This Moving Average is relatively longer than the previous two. It is used in both short and intermediate-term trading. It works well as an independent indicator as well, showing price crossovers to determine trends. It can, however, be used with other Moving Averages such as the long-term SMAs. The 21 EMA filters out most of the market's noise and can be a great trading tool for deciding stop losses. It helps traders remain on the right side of the market.
Among all the Mas listed, the 50 SMA is the first trading tool for support and resistance. It can act as a support line for an uptrend and as a resistance line for a downtrend. It is also used along with the 5 EMA or the 10 EMA to confirm upward or downward momentum.

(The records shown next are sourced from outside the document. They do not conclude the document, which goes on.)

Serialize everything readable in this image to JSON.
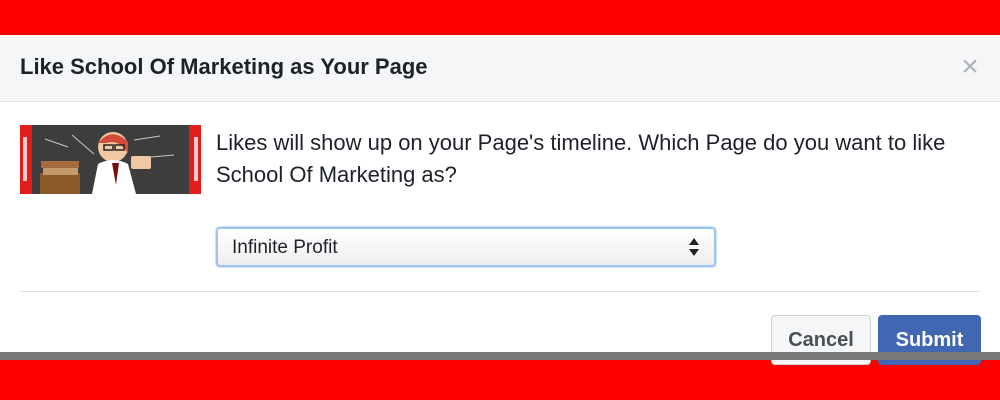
{
  "dialog": {
    "title": "Like School Of Marketing as Your Page",
    "close_icon": "close-icon",
    "message": "Likes will show up on your Page's timeline. Which Page do you want to like School Of Marketing as?",
    "page_select": {
      "selected_value": "Infinite Profit",
      "arrow_icon": "up-down-arrows-icon"
    },
    "thumbnail": "page-thumbnail-image",
    "buttons": {
      "cancel_label": "Cancel",
      "submit_label": "Submit"
    }
  },
  "colors": {
    "background_red": "#ff0000",
    "submit_blue": "#4267b2",
    "header_gray": "#f5f6f7"
  }
}
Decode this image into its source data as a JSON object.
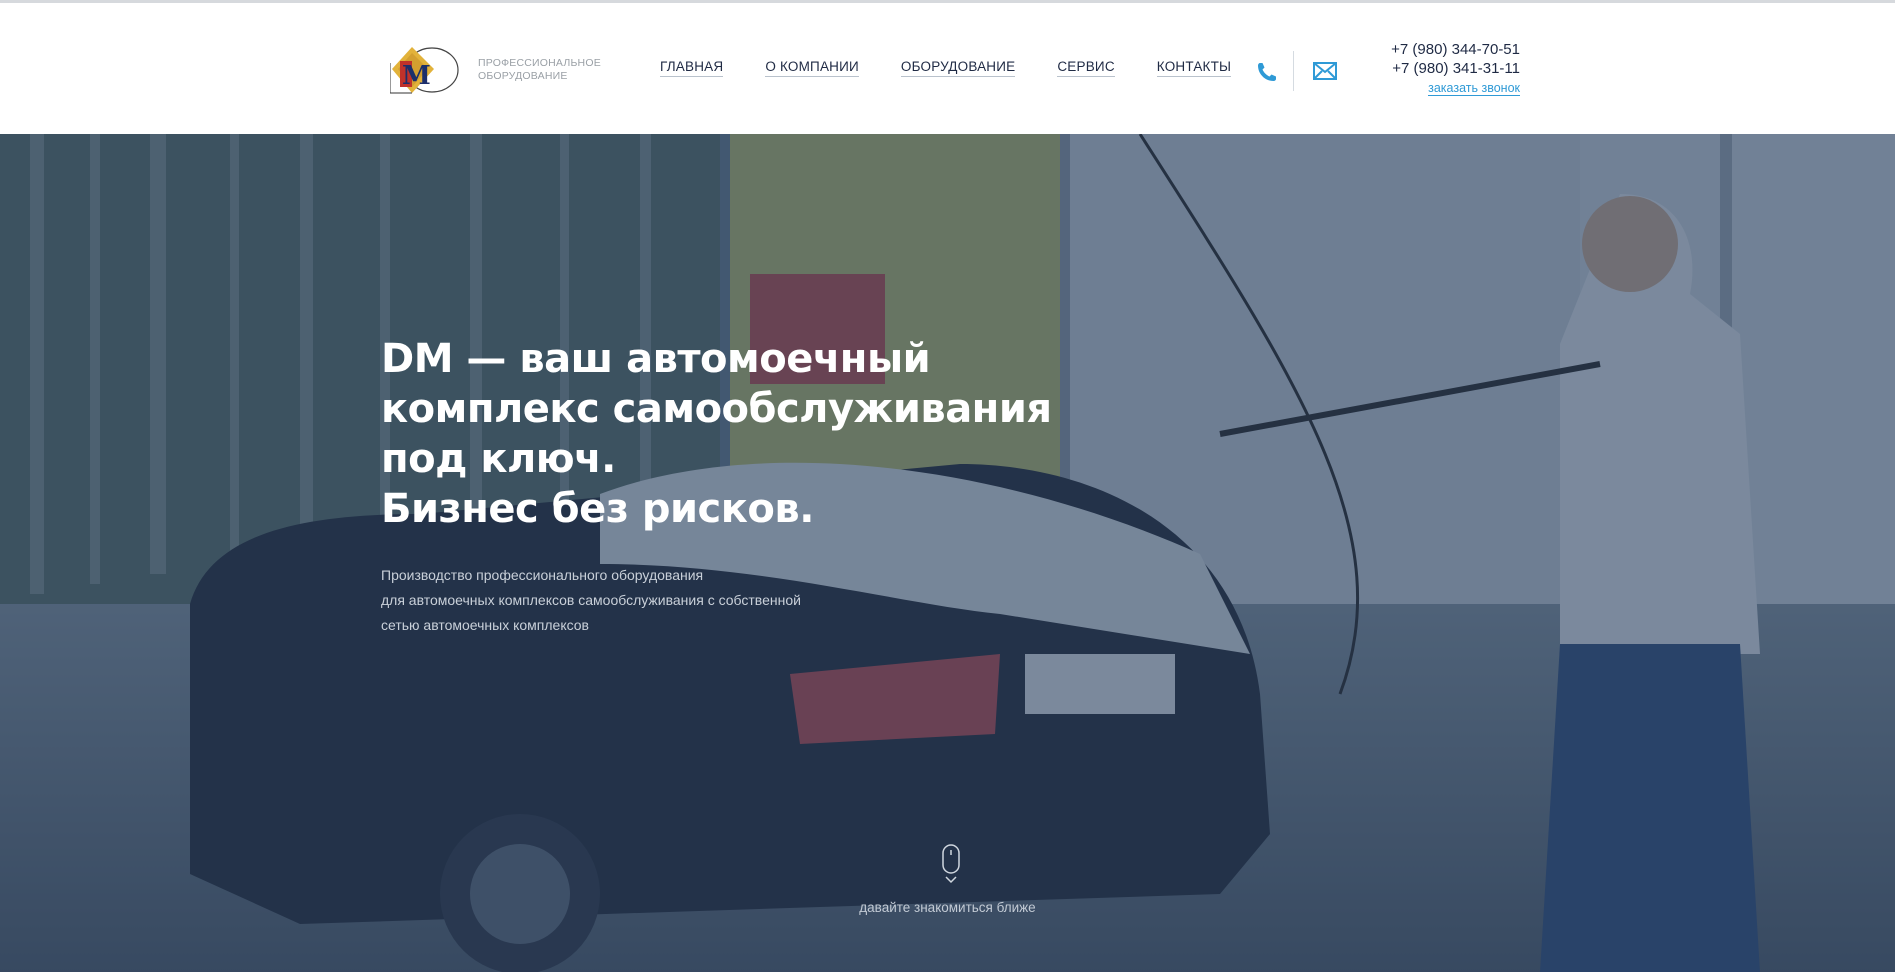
{
  "header": {
    "logo_text": "DM",
    "tagline": [
      "ПРОФЕССИОНАЛЬНОЕ",
      "ОБОРУДОВАНИЕ"
    ],
    "nav": [
      {
        "label": "ГЛАВНАЯ"
      },
      {
        "label": "О КОМПАНИИ"
      },
      {
        "label": "ОБОРУДОВАНИЕ"
      },
      {
        "label": "СЕРВИС"
      },
      {
        "label": "КОНТАКТЫ"
      }
    ],
    "icons": [
      "phone-icon",
      "mail-icon"
    ],
    "phones": [
      "+7 (980) 344-70-51",
      "+7 (980) 341-31-11"
    ],
    "callback_label": "заказать звонок",
    "colors": {
      "nav_text": "#1f2a44",
      "accent": "#2f9ad6"
    }
  },
  "hero": {
    "title_lines": [
      "DM — ваш автомоечный",
      "комплекс самообслуживания",
      "под ключ.",
      "Бизнес без рисков."
    ],
    "subtitle_lines": [
      "Производство профессионального оборудования",
      "для автомоечных комплексов самообслуживания с собственной",
      "сетью автомоечных комплексов"
    ],
    "scroll_label": "давайте знакомиться ближе",
    "scroll_icon": "mouse-icon",
    "overlay_color": "#283e5c"
  }
}
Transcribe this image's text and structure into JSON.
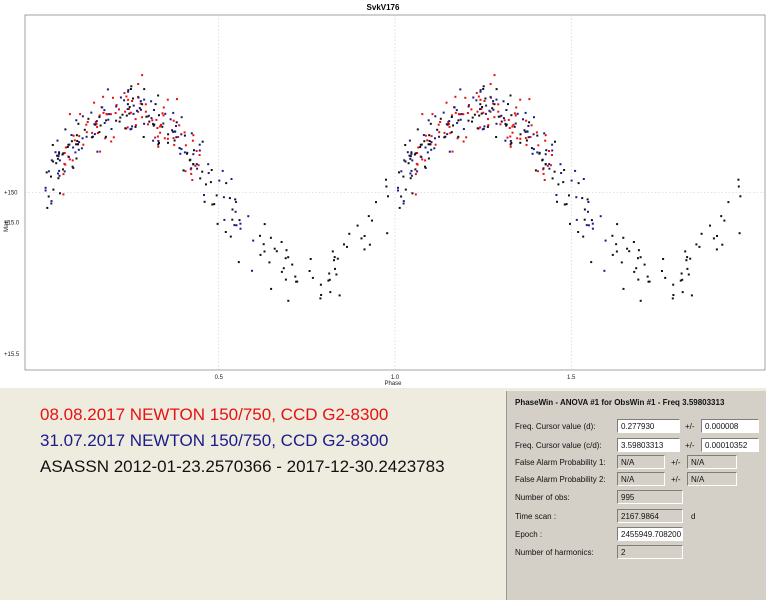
{
  "chart_data": {
    "type": "scatter",
    "title": "SvkV176",
    "xlabel": "Phase",
    "ylabel": "Mag",
    "xlim": [
      -0.05,
      2.05
    ],
    "ylim": [
      15.55,
      14.45
    ],
    "x_ticks": [
      "0.5",
      "1.0",
      "1.5"
    ],
    "x_tick_values": [
      0.5,
      1.0,
      1.5
    ],
    "y_ticks": [
      "+150",
      "+15.0",
      "+15.5"
    ],
    "y_tick_values": [
      15.0,
      15.0,
      15.5
    ],
    "grid": true,
    "curve": {
      "mean": 15.0,
      "amplitude": 0.26,
      "maximum_phase": 0.25
    },
    "series": [
      {
        "name": "08.08.2017 NEWTON 150/750, CCD G2-8300",
        "color": "#e8110f",
        "phase_range": [
          0.05,
          0.45
        ],
        "count": 95,
        "seed": 11
      },
      {
        "name": "31.07.2017 NEWTON 150/750, CCD G2-8300",
        "color": "#1b1b8a",
        "phase_range": [
          0.0,
          0.6
        ],
        "count": 105,
        "seed": 23
      },
      {
        "name": "ASASSN 2012-01-23.2570366 - 2017-12-30.2423783",
        "color": "#111111",
        "phase_range": [
          0.0,
          1.0
        ],
        "count": 150,
        "seed": 37
      }
    ]
  },
  "legend": {
    "red": "08.08.2017  NEWTON 150/750, CCD G2-8300",
    "blue": "31.07.2017  NEWTON 150/750, CCD G2-8300",
    "black": "ASASSN 2012-01-23.2570366 - 2017-12-30.2423783"
  },
  "phasewin": {
    "title": "PhaseWin - ANOVA #1 for ObsWin #1 - Freq 3.59803313",
    "plus_minus": "+/-",
    "freq_cursor_d": {
      "label": "Freq. Cursor value (d):",
      "value": "0.277930",
      "error": "0.000008"
    },
    "freq_cursor_cd": {
      "label": "Freq. Cursor value (c/d):",
      "value": "3.59803313",
      "error": "0.00010352"
    },
    "false_alarm_1": {
      "label": "False Alarm Probability 1:",
      "value": "N/A",
      "error": "N/A"
    },
    "false_alarm_2": {
      "label": "False Alarm Probability 2:",
      "value": "N/A",
      "error": "N/A"
    },
    "number_obs": {
      "label": "Number of obs:",
      "value": "995"
    },
    "time_scan": {
      "label": "Time scan :",
      "value": "2167.9864",
      "unit": "d"
    },
    "epoch": {
      "label": "Epoch :",
      "value": "2455949.708200"
    },
    "harmonics": {
      "label": "Number of harmonics:",
      "value": "2"
    }
  }
}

Say if the price crosses above both the 5 EMA and the 50 SMA, it can be predicted to continue this upward trend for long. The 50/200 SMA crossover is also one of the most important long-term trend indicators used by traders.
This is a slow-moving average and can act as a support and resistance line between 50 and 200 SMA. For instance, if the price crosses the 50 SMA, then the following support line to look for is the 100 SMA. The 100 SMA is used both in long-term trading and in short-term trading with crossovers. It is also an important indicator to decide on trading pullbacks.
This is the longest duration that traders generally use and is the last level of support or resistance. It can be a useful indicator for deciding entry and exit timings in long-term trading. The 50/200 SMA crossover is considered the Golden Cross if it is bullish and the Death Cross if it is bearish. When a price reaches or crosses the 200 SMA, it is a clear indicator that the trends will change. The 200 SMA is, thus, used and highly respected by institutional traders.
For anyone who is even remotely interested in forex trading, knowing and understanding Moving Averages is a must. This is an essential tool that traders can use to make investment decisions, and only when you have complete knowledge of it will you be able to use it to your best advantage. Using the Moving Average indicator on your MT4 platform to help with decision-making can take your trading game through the roof.